Taking the Plunge
One writer embarks on a journey to complete one of Dartmouth’s coldest traditions.
In relative terms, this year’s plunge should have been easy: more of a Baltic Plunge, as was evidenced by the dripping, increasingly unwieldy ice sculptures lining the path of my long, still-anxious walk from Collis to the point of no return. In Dartmouth winter terms, our Friday plunge happened on a balmy, 45 degree day — so balmy it inspired me and others to don flip flops and t-shirts. I had volunteered at the Mirror section’s previous week’s meeting on a whim — in the fullest capacity of the word — to brave Occom’s icy depths for the sake of journalism. I was now fairly pleased by the ski-day-ruining weather that had spoiled my mood all week. At last, the day of atonement for my past arrogance (“it’s just water! It’ll be fine!”) had arrived, and the warmish weather provided only a slight psychological boost.

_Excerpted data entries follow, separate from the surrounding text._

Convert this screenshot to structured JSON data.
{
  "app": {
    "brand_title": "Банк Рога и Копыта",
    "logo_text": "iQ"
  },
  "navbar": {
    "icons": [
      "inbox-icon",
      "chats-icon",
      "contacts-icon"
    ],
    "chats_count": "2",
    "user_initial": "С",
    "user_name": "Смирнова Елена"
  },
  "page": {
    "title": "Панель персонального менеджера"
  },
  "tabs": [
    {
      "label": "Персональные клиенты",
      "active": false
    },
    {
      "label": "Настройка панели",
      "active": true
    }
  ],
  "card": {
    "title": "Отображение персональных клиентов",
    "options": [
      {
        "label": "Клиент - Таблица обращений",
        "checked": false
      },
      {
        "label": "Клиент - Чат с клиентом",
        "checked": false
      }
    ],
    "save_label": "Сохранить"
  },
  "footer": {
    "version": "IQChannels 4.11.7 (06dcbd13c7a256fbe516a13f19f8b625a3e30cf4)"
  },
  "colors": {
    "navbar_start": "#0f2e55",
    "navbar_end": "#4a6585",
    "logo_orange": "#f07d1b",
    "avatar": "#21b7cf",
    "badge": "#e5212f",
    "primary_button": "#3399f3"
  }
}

I value preparation. Like a good number of us, I study, and do not enjoy the feeling of being caught off guard. That said, in the week leading up to the plunge, I was at a loss as to how to prepare. Should I just try to be colder? Wear shorts around, maybe? But that carried its own set of risks, namely becoming “that guy who wears shorts in the winter.” Living in my beloved Mid Fayerweather Hall had given me months of involuntary cold water training in the shower, but as of the last few weeks, my showers had been too hot, by way of my floormates practicing some amateur plumbing (cranking down the cold water pipe attached to the wall). Was I to revert back to olden times and lose the hot water we had worked so hard to earn? I decided to give up on my hopes of preparation for the plunge in favor of raw, spontaneous experience: The plunge was not some house pet to be tamed, but a wild beast to be battled.
Finally, I pranced out of math class with direction and magnitude, grabbed a swimsuit that certainly did not expect to be grabbed and made my way to the spot of my martyrdom. I was greeted by throngs of like-minded people making this silly decision and caught glimpses of jittery bodies hopping around on the ice through the brush. Immediately, the crowd improved my spirits; the collective nervousness, hum of shivers, barely-foggy exhalations and body heat of the packed, wide line carried me forward to the waiver table.
I signed my waiver, promising not to sue Dartmouth, Hanover, Occom Pond — or something along those lines. At this point, we were shuttled like cattle down a long, treacherous plank, and I felt all the fear that must have accompanied mutineers to Davy Jones’ Locker, except colder. This also brought a full vista of the pit below, with clothes strewn across picnic tables and people cycling in and out of a rectangular pool with ruthless efficiency. Still, the animated crowd around me buoyed my spirits, and my fear was more excited and nervy than ominous and dreadful. I should also repeatedly clarify that, at this point, and for all future points of this reflection, I felt cold.
Or so I thought. I had felt luke-warm all my life compared to the instant my bare feet touched the thin tarp lining the ice. Removing further articles of clothing was highly counterintuitive, with my nerve signals eagerly reminding me that my body did not feel good and should instead feel warmer. But, as my waiver-collector had forebode, all who went onto the ice were to jump; fate itself then pulled off my shirt and rushed me into a line for another, even more consequential plank. The conversations around me at this stage revolved around a few particular topics, the first being the coldness of our feet. This was about 80% of the dialogue, with some switching it up by explaining that they had actually gone numb and ceased to feel anything at all. This was a microcosm of what makes Dartmouth winter so special: a widely varied group of incredibly accomplished students are reduced to one singular, shivering amoeba, fully embracing type two fun (that which is fun only in hindsight) and so reduced by the elements as to only be able to discuss our cold feet — frozen unity.
My time had come. I looped the safety rope around me and splashed into the murky depths. My first thought was ‘I don’t want to be in this water,’ at which point I had essentially already exited the water. Like that, it was over. My mind redirected itself to a new task: ‘Get towel,’ which was accomplished with the same ease. Putting my shoes back on was the real game-changer, though, and I will stoutly recommend wearing footwear for any readers planning pedestrian ice trips. In a euphoric blur I was wrapped in my towel, marching back up the plank, looking at my awaiting fellow plungers with relief and a full, tangible sense of community. There is something primal about jumping into a really cold body of water with your peers, something that conjures the same feeling of connectedness the first cavemen who made a fire probably felt. Not to fully broadcast party-line Dartmouth College propaganda, but it was a moment that made me very thankful to be a student here, and somehow, not somewhere warm.